In the rapidly evolving landscape of innovation and technology, intangible assets, especially intellectual property, have emerged as the primary value driver for companies. These assets now hold an overwhelming share of a company’s market value, surpassing tangible holdings like real estate and equipment.

The greatest risk a small to mid-sized technology-driven enterprise faces is losing market share and falling behind in today’s innovation-oriented economy. A key way to bring value to your clients is to proactively orchestrate the alignment of the company’s business strategies around the identification, capture, and protection of their intangible assets with the help of specialized IP counsel. An IP-aligned business strategy, supported by a robust legal mechanism, will help to bolster market share, staying ahead of the competition, and positioning companies at the cutting edge of innovation. A culture of IP awareness within the enterprise fosters innovation, encouraging employees to pursue new ideas and push the boundaries of invention.

In the next article of this series, “Outlining the Major Threats to Your Client’s IP,” we will delve into the potential risks and challenges that innovation companies face in protecting their intellectual property. We will discuss how corporate legal practitioners can proactively identify and address these threats, ensuring their clients’ intangible assets remain secure and driving value for the company. Stay tuned to discover the best practices and strategies to safeguard your client’s innovations and maintain their position as industry leaders.

Michael Dilworth

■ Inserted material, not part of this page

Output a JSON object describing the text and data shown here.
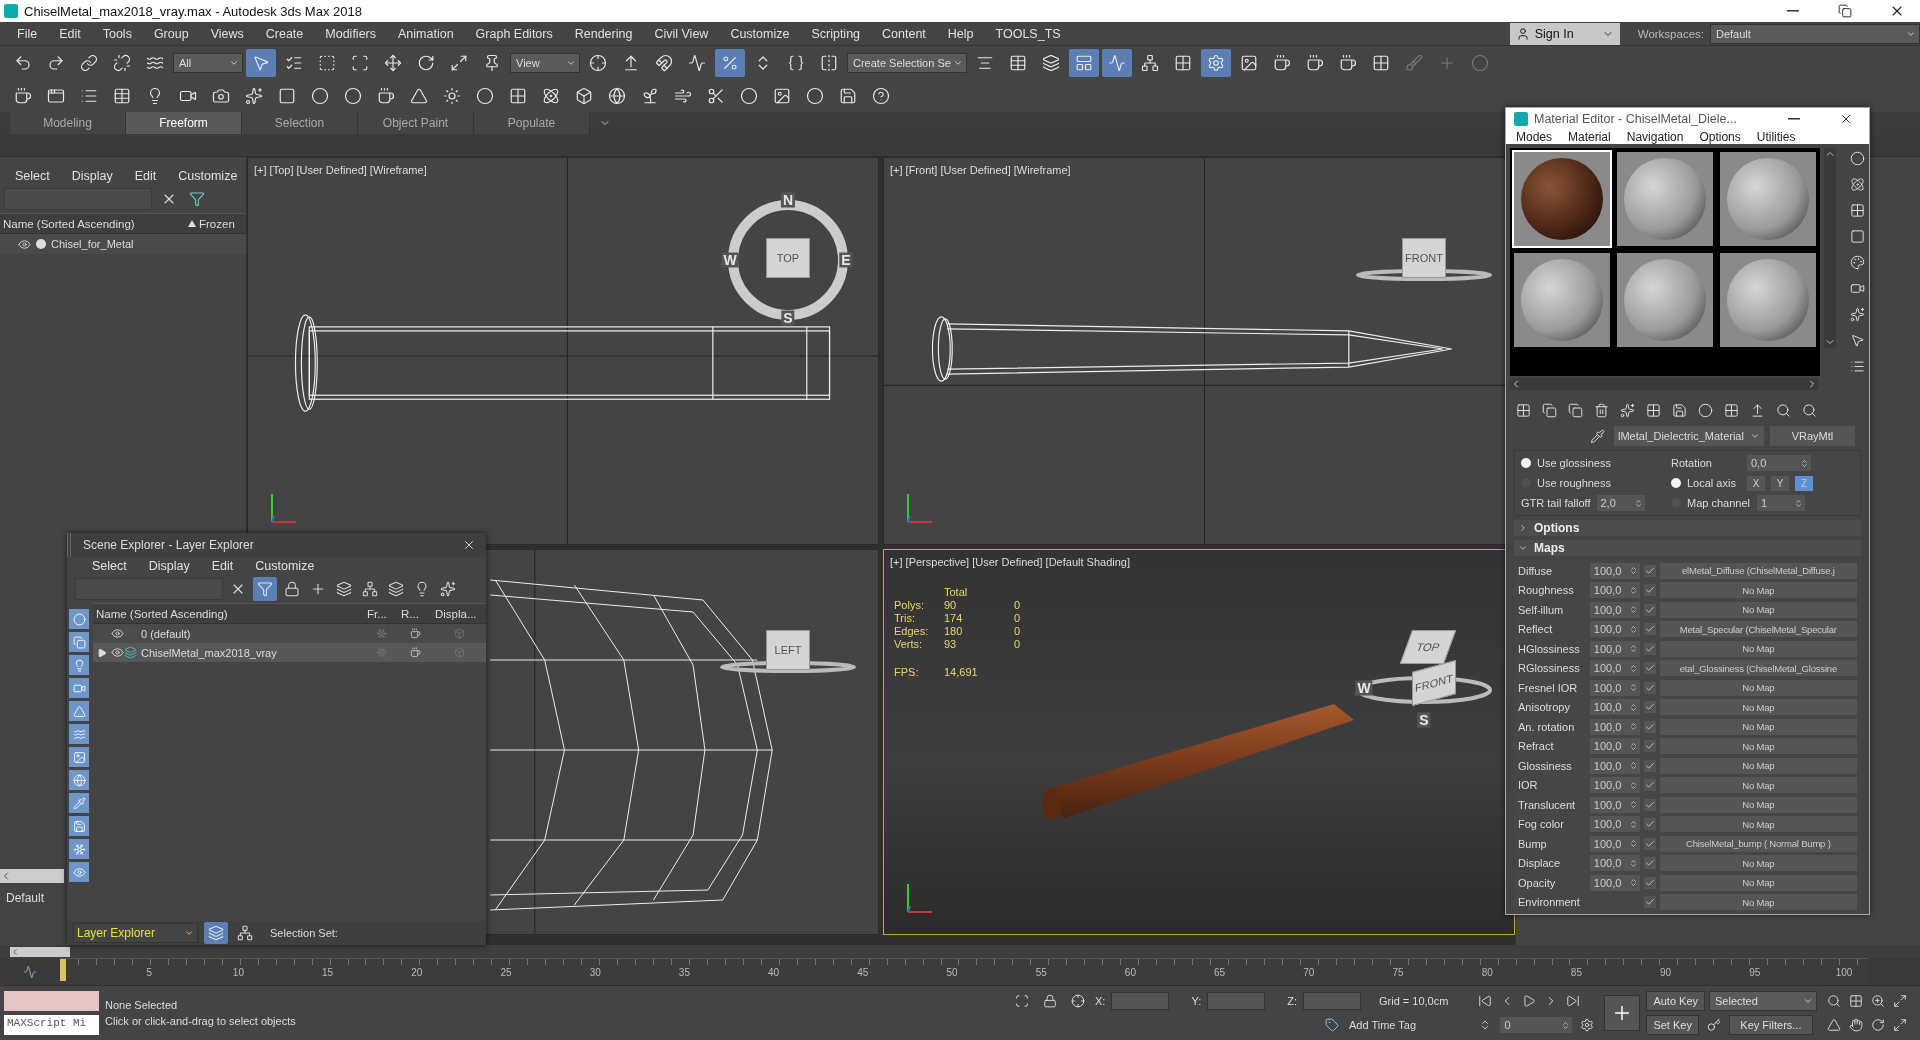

This article is for informational purposes, is not intended to constitute legal advice, and may be considered advertising under applicable state laws. The opinions expressed in this article are those of the author only and are not necessarily shared by Dilworth IP, its other attorneys, agents, or staff, or its clients.